▶ _WHAT TO WORK ON_
All the lines below need retyping exactly, apart from the images.

▶ _THE RECORDS_

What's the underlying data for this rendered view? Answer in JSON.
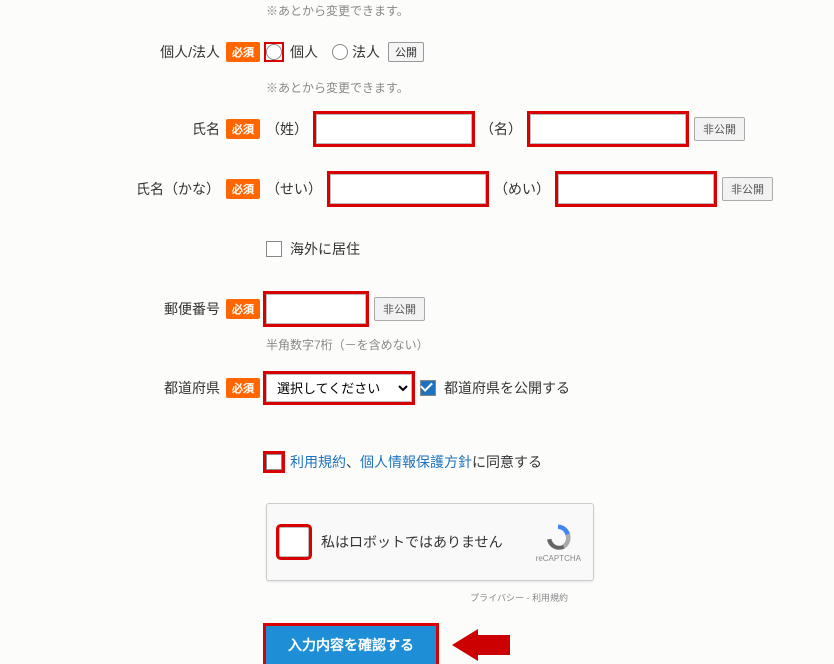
{
  "notes": {
    "change_later": "※あとから変更できます。",
    "postal_hint": "半角数字7桁（－を含めない）"
  },
  "labels": {
    "entity": "個人/法人",
    "name": "氏名",
    "name_kana": "氏名（かな）",
    "postal": "郵便番号",
    "prefecture": "都道府県"
  },
  "required": "必須",
  "entity": {
    "opt_personal": "個人",
    "opt_corp": "法人",
    "public": "公開"
  },
  "name": {
    "sei": "（姓）",
    "mei": "（名）",
    "private": "非公開"
  },
  "kana": {
    "sei": "（せい）",
    "mei": "（めい）",
    "private": "非公開"
  },
  "overseas": "海外に居住",
  "postal": {
    "private": "非公開"
  },
  "prefecture": {
    "placeholder": "選択してください",
    "publish": "都道府県を公開する"
  },
  "agree": {
    "link1": "利用規約",
    "sep": "、",
    "link2": "個人情報保護方針",
    "suffix": "に同意する"
  },
  "recaptcha": {
    "label": "私はロボットではありません",
    "brand": "reCAPTCHA",
    "privacy": "プライバシー",
    "terms": "利用規約",
    "dash": " - "
  },
  "submit": "入力内容を確認する"
}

▶ _REPLY TO THE TASK_
What's the underlying data for this rendered view? Answer in JSON.
{
  "notes": {
    "change_later": "※あとから変更できます。",
    "postal_hint": "半角数字7桁（－を含めない）"
  },
  "labels": {
    "entity": "個人/法人",
    "name": "氏名",
    "name_kana": "氏名（かな）",
    "postal": "郵便番号",
    "prefecture": "都道府県"
  },
  "required": "必須",
  "entity": {
    "opt_personal": "個人",
    "opt_corp": "法人",
    "public": "公開"
  },
  "name": {
    "sei": "（姓）",
    "mei": "（名）",
    "private": "非公開"
  },
  "kana": {
    "sei": "（せい）",
    "mei": "（めい）",
    "private": "非公開"
  },
  "overseas": "海外に居住",
  "postal": {
    "private": "非公開"
  },
  "prefecture": {
    "placeholder": "選択してください",
    "publish": "都道府県を公開する"
  },
  "agree": {
    "link1": "利用規約",
    "sep": "、",
    "link2": "個人情報保護方針",
    "suffix": "に同意する"
  },
  "recaptcha": {
    "label": "私はロボットではありません",
    "brand": "reCAPTCHA",
    "privacy": "プライバシー",
    "terms": "利用規約",
    "dash": " - "
  },
  "submit": "入力内容を確認する"
}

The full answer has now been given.